NDepend is a tool that offers a wide range of features to let developers analyze a .NET code base. It comes with about 200 built in rules. But there are a few default rules that do not fit “my rules”. This blog post shows how to customize one and even more important why. Avoid defining multiple types in a source file I completely agree, with one exception: When having a generic and a non-generic type e.g. MyClass and MyClass<T> warnif count > 0 let lookup = Application.Types.Where( t => t.SourceFileDeclAvailable && !t.IsGeneratedByCompiler && !t.IsNested ).ToMultiKeyLookup( t => t.SourceDecls.Select(d => d.SourceFile) ) from @group in lookup.Where( g => g.Select( x => x.Name.IndexOf("<") > -1 ? x.Name.Substring(0, x.Name.IndexOf("<")) : x.Name ).Distinct().Count() > 1 ) let sourceFile = @group.Key let typeWithSourceFileName = @group.FirstOrDefault( t => t.SimpleName == sourceFile.FileNameWithoutExtension ) let typeIndex = typeWithSourceFileName ?? @group.First() select new { typeIndex, types = @group as IEnumerable<IType>, typeNames = String.Join( ", ", ((IEnumerable<IType>)@group). Select(t1=>t1.Name). ToArray() ), sourceFile.FilePathString }

NDepend customize rule: Types too big

NDepend is a tool that offers a wide range of features to let developers analyze a .NET code base. It comes with about 200 built in rules. But there are a few default rules that do not fit “my rules”. This blog post shows how to customize one and even more important why. Types too big I use extension methods to collect several functionality for e.g. framework types as string. Each Extension-Class is typically  spread across several files and partial to keep overview and maintainability. NDepend analyses on assembly basis and therefor cannot know about my tricks.
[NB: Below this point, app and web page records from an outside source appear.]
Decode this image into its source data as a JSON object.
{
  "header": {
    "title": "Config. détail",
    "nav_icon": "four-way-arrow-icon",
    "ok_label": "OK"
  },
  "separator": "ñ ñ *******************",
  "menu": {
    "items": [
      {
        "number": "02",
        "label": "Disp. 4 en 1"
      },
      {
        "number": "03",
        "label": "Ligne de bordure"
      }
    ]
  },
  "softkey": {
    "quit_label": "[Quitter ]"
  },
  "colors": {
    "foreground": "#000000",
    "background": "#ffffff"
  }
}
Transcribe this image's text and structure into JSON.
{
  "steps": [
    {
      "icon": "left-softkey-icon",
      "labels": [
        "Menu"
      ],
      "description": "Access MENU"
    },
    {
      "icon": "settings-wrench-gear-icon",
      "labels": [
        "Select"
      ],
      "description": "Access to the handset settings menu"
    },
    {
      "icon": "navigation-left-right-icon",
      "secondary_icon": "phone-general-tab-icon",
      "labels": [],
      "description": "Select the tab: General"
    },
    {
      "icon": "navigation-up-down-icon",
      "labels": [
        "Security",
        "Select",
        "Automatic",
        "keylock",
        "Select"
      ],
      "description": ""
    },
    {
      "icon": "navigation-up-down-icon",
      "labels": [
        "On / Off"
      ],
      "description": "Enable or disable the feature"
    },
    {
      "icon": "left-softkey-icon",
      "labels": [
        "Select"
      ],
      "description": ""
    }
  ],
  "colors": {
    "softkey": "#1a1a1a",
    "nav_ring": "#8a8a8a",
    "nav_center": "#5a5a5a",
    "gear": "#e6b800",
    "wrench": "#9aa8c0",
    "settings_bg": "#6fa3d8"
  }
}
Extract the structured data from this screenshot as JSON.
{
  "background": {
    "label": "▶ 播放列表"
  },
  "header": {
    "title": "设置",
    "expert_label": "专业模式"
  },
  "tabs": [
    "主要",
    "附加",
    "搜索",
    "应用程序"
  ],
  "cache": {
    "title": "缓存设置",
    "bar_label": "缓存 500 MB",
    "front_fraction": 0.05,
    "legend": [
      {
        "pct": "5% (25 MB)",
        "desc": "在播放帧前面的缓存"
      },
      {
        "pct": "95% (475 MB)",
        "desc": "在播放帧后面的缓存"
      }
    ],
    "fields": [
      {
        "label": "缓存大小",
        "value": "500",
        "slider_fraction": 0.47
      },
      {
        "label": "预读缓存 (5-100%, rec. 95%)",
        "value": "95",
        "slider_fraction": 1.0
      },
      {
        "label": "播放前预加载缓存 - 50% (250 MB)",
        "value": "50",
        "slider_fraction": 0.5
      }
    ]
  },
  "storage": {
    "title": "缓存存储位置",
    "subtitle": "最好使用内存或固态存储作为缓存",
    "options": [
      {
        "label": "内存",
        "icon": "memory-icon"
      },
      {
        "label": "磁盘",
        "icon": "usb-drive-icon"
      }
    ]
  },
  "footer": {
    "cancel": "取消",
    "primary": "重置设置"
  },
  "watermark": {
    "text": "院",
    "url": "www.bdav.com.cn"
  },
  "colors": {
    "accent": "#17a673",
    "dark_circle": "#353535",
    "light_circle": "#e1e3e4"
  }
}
But I can put some knowledge into the query: warnif count > 0 from t in JustMyCode.Types where t.NbLinesOfCode > 500 && !t.Name.EndsWith("Extensions") orderby t.NbLinesOfCode descending select new { t, t.NbLinesOfCode, t.NbILInstructions, t.Methods, t.Fields }

NDepend customize rule: Quick summary of methods to refactor

NDepend is a tool that offers a wide range of features to let developers analyze a .NET code base. It comes with about 200 built in rules. But there are a few default rules that do not fit “my rules”. This blog post shows how to customize one and even more important why. Quick summary of methods to refactor This rule gives you a quick overview of what needs to be refactored. I adjusted the rule so that compiler generated delegates that have a high “IL Nesting Depth” do not appear.Sample code for this case: var tablesNames = from tableRow in conn.GetSchema("Tables").Rows.Cast<DataRow>() let tableName = tableRow["TABLE_NAME"].ToString() where !tableName.Contains("$") ... select tableName; warnif count > 0 from m in JustMyCode.Methods where m.NbLinesOfCode > 50 || (m.NbILInstructions > 200 && m.ILCyclomaticComplexity > 50 ) || m.CyclomaticComplexity > 20 || m.ILCyclomaticComplexity > 50 || (m.ILNestingDepth > 5 && m.ILCyclomaticComplexity > 10) || m.NbParameters > 5 || m.NbVariables > 20 || m.NbOverloads > 25 select new { m, m.NbLinesOfCode, m.NbILInstructions, m.CyclomaticComplexity, m.ILCyclomaticComplexity, m.ILNestingDepth, m.NbParameters, m.NbVariables, m.NbOverloads }